**Data about app and page elements**

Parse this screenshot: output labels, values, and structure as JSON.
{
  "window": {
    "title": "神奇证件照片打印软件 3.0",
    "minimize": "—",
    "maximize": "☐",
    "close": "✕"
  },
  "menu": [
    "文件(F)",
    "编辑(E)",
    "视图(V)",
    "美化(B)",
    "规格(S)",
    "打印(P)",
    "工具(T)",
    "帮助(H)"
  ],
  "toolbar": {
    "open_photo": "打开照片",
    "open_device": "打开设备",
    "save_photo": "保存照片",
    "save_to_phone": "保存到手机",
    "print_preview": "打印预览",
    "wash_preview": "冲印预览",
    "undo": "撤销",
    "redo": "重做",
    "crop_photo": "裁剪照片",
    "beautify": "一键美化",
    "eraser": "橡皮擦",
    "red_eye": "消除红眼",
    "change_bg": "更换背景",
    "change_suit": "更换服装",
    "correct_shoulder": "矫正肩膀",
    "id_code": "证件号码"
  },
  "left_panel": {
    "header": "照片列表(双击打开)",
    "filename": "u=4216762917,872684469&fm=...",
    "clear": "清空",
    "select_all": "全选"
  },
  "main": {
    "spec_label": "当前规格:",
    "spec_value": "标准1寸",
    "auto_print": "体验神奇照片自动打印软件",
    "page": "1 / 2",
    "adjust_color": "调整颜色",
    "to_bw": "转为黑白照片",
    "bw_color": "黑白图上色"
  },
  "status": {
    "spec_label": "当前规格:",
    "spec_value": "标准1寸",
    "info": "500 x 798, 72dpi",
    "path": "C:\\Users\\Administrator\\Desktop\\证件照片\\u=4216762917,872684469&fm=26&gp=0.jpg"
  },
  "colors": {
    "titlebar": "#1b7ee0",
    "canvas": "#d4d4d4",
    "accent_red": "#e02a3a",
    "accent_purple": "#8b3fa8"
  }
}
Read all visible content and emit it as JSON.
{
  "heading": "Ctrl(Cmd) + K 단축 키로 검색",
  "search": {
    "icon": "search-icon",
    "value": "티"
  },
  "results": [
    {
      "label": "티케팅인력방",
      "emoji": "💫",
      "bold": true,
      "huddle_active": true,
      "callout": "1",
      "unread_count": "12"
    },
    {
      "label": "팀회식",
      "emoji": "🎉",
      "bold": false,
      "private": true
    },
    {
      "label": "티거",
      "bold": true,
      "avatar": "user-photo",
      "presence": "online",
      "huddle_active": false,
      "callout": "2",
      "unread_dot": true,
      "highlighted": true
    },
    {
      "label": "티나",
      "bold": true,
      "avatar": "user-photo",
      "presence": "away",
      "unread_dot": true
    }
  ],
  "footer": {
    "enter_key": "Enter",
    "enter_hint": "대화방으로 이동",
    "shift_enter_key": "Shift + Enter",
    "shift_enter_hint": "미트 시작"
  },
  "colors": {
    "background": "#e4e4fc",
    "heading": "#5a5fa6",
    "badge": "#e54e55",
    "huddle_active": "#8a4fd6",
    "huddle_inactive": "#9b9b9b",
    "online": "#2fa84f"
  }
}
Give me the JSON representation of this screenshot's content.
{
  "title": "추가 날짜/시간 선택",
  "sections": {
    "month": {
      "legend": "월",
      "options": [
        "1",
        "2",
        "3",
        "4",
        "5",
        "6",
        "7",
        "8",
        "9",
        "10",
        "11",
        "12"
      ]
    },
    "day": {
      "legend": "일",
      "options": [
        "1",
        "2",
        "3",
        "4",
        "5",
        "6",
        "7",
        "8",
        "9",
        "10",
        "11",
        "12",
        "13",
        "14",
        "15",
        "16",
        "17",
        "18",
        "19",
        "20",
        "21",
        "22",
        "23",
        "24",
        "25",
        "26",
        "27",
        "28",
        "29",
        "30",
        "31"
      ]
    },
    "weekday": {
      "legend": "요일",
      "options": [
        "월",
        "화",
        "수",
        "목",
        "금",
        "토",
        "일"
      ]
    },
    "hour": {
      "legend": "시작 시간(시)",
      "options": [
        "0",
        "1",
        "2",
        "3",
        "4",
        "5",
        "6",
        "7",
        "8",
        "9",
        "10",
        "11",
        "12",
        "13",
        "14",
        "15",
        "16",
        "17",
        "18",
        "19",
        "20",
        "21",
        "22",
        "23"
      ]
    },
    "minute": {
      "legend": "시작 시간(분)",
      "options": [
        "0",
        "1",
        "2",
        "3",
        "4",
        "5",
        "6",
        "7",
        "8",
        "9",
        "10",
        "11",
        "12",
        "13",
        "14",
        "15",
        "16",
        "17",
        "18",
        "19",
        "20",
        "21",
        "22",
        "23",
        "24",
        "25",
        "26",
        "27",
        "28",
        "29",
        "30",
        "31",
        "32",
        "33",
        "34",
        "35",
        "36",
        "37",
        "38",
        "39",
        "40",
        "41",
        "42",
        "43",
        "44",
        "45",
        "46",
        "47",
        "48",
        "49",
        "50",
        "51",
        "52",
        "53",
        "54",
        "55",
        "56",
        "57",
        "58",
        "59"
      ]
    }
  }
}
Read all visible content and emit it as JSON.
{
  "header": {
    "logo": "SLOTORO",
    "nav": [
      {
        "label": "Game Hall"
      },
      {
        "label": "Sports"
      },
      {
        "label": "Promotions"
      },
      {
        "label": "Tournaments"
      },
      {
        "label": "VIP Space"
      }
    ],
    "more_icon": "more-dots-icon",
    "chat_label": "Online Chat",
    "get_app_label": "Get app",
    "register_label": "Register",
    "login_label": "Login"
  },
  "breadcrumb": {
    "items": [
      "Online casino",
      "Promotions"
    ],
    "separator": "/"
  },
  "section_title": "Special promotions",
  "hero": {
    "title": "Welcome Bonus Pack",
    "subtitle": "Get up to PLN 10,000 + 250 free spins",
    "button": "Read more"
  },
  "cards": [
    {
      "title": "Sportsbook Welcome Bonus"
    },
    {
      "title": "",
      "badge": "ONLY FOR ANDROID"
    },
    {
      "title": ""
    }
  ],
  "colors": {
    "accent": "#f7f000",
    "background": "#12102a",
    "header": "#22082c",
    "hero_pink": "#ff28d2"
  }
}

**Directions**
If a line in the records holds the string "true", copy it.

**Result for this task**
      "bold": true,
      "huddle_active": true,
      "private": true
      "bold": true,
      "unread_dot": true,
      "highlighted": true
      "bold": true,
      "unread_dot": true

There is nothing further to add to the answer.